One of his strongest early pictures was taken in Earls Court in 1978. It shows a middle-aged man in denims, leather jacket and cap, with explicit badges. "I found the Leather Queen scene and that West Coast biker look really quite shocking," said Hartnett, who had been used to avoiding unwanted attention to his own homosexuality. "The idea of going out dressed so openly stating your sexual preferences, right down to having a red handkerchief in your back pocket, was then quite new."
After punks and the black-clad Gothics that followed them, came a completely new approach to fashion and glamour. The New Romantics gathered to look at each other in clubs like Blitz, run by Steve Strange of the band Visage. With the Eighties came a new interest in "style", and a host of magazines trying to define it, led by The Face. There was a lot of demand for a photographer who could document these rapidly changing fads on the street.
"Blitz was inundated with the St Martin's School of Art brigade, and the wannabees. And I often found the wannabees - people who had read about it and driven in from Ealing or somewhere - more interesting. I've always been more interested in followers: as a child, what made me shiver was not John, Paul, George and Ringo singing, but seeing the fans at Heathrow Airport, screaming."
His collages consist of hundreds of Polaroids, signed by the subjects, meticulously arranged in rows. They show street styles merging through the Eighties far more than fashion editors allowed, as individuals took body painting, piercing or decoration to new extremes. "A lot of people were fashion victims," he said. "Playing with make-up, playing with style, is developmental and exploratory. People go through an awful lot of bad looks before they come to something good."
It all went sour for Hartnett in the mid-Eighties, when Trojan died and Taboo was closed after a newspaper article he was involved in revealed that there was a drug problem at the club, and it was raided by the police.
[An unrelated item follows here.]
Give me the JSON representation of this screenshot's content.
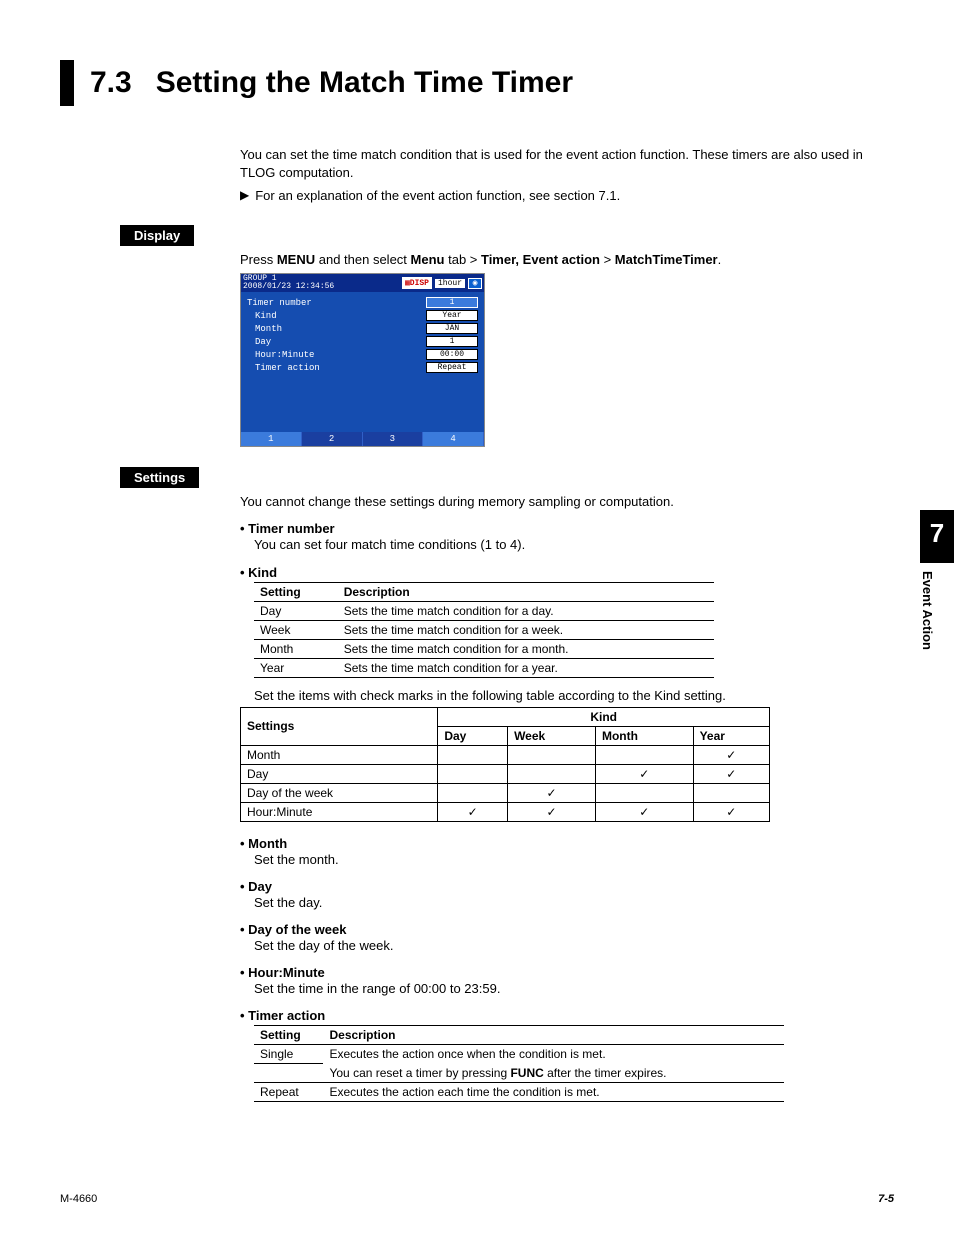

He packed all his photographs away and became a teacher of children with special needs, until Bowery died in December 1994. There was a posthumous exhibition for the artist, who had latterly gained some critical recognition and who had been a favourite subject of the painter Lucien Freud.
Hartnett now runs his own club and his exhibition will include recent photographs, although he has grown disenchanted with what he calls the "end of the century melting pot" that constitutes modern club life: "Too many white, floppy, cotton clothes."
He has written a novel, about "a photographer who has been documenting street fashion, and like so many of his subjects he's lonely, he's isolated, he's sexually compulsive". Asked whether it is autobiographical, he raised one eyebrow and said the answer to that was "pretty obvious".